** Aim of the task **
All that is needed is every line of the listing below that has "taskbar".

** Source material **
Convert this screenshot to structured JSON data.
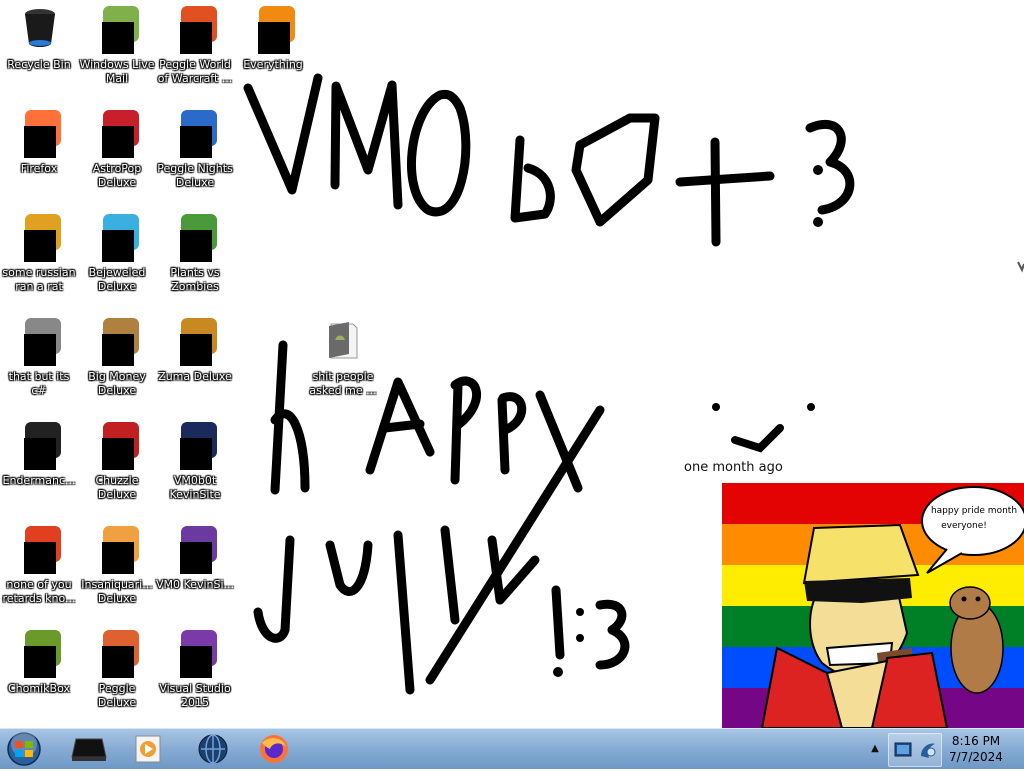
{
  "desktop": {
    "icons": [
      {
        "name": "recycle-bin-icon",
        "label": "Recycle Bin",
        "censored": false
      },
      {
        "name": "windows-live-mail-icon",
        "label": "Windows Live Mail",
        "censored": true
      },
      {
        "name": "peggle-world-of-warcraft-icon",
        "label": "Peggle World of Warcraft ...",
        "censored": true
      },
      {
        "name": "everything-icon",
        "label": "Everything",
        "censored": true
      },
      {
        "name": "firefox-icon",
        "label": "Firefox",
        "censored": true
      },
      {
        "name": "astropop-deluxe-icon",
        "label": "AstroPop Deluxe",
        "censored": true
      },
      {
        "name": "peggle-nights-deluxe-icon",
        "label": "Peggle Nights Deluxe",
        "censored": true
      },
      {
        "name": "some-russian-ran-a-rat-icon",
        "label": "some russian ran a rat",
        "censored": true
      },
      {
        "name": "bejeweled-deluxe-icon",
        "label": "Bejeweled Deluxe",
        "censored": true
      },
      {
        "name": "plants-vs-zombies-icon",
        "label": "Plants vs Zombies",
        "censored": true
      },
      {
        "name": "that-but-its-csharp-icon",
        "label": "that but its c#",
        "censored": true
      },
      {
        "name": "big-money-deluxe-icon",
        "label": "Big Money Deluxe",
        "censored": true
      },
      {
        "name": "zuma-deluxe-icon",
        "label": "Zuma Deluxe",
        "censored": true
      },
      {
        "name": "shit-people-asked-me-folder-icon",
        "label": "shit people asked me ...",
        "censored": false
      },
      {
        "name": "enderman-icon",
        "label": "Endermanc...",
        "censored": true
      },
      {
        "name": "chuzzle-deluxe-icon",
        "label": "Chuzzle Deluxe",
        "censored": true
      },
      {
        "name": "vm0b0t-kevinsite-icon",
        "label": "VM0b0t KevinSite",
        "censored": true
      },
      {
        "name": "none-of-you-retards-icon",
        "label": "none of you retards kno...",
        "censored": true
      },
      {
        "name": "insaniquarium-deluxe-icon",
        "label": "Insaniquari... Deluxe",
        "censored": true
      },
      {
        "name": "vm0-kevinsite-icon",
        "label": "VM0 KevinSi...",
        "censored": true
      },
      {
        "name": "chomikbox-icon",
        "label": "ChomikBox",
        "censored": true
      },
      {
        "name": "peggle-deluxe-icon",
        "label": "Peggle Deluxe",
        "censored": true
      },
      {
        "name": "visual-studio-2015-icon",
        "label": "Visual Studio 2015",
        "censored": true
      }
    ],
    "gadget_label": "one month ago",
    "pride_image": {
      "speech_line1": "happy pride month",
      "speech_line2": "everyone!"
    }
  },
  "taskbar": {
    "start_icon": "windows-start-orb-icon",
    "pinned": [
      {
        "name": "taskbar-black-app-icon"
      },
      {
        "name": "taskbar-media-player-icon"
      },
      {
        "name": "taskbar-globe-app-icon"
      },
      {
        "name": "taskbar-firefox-icon"
      }
    ],
    "tray": {
      "show_hidden": "▲",
      "clock_time": "8:16 PM",
      "clock_date": "7/7/2024"
    }
  }
}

** Task output **
  "taskbar": {
        "name": "taskbar-black-app-icon"
        "name": "taskbar-media-player-icon"
        "name": "taskbar-globe-app-icon"
        "name": "taskbar-firefox-icon"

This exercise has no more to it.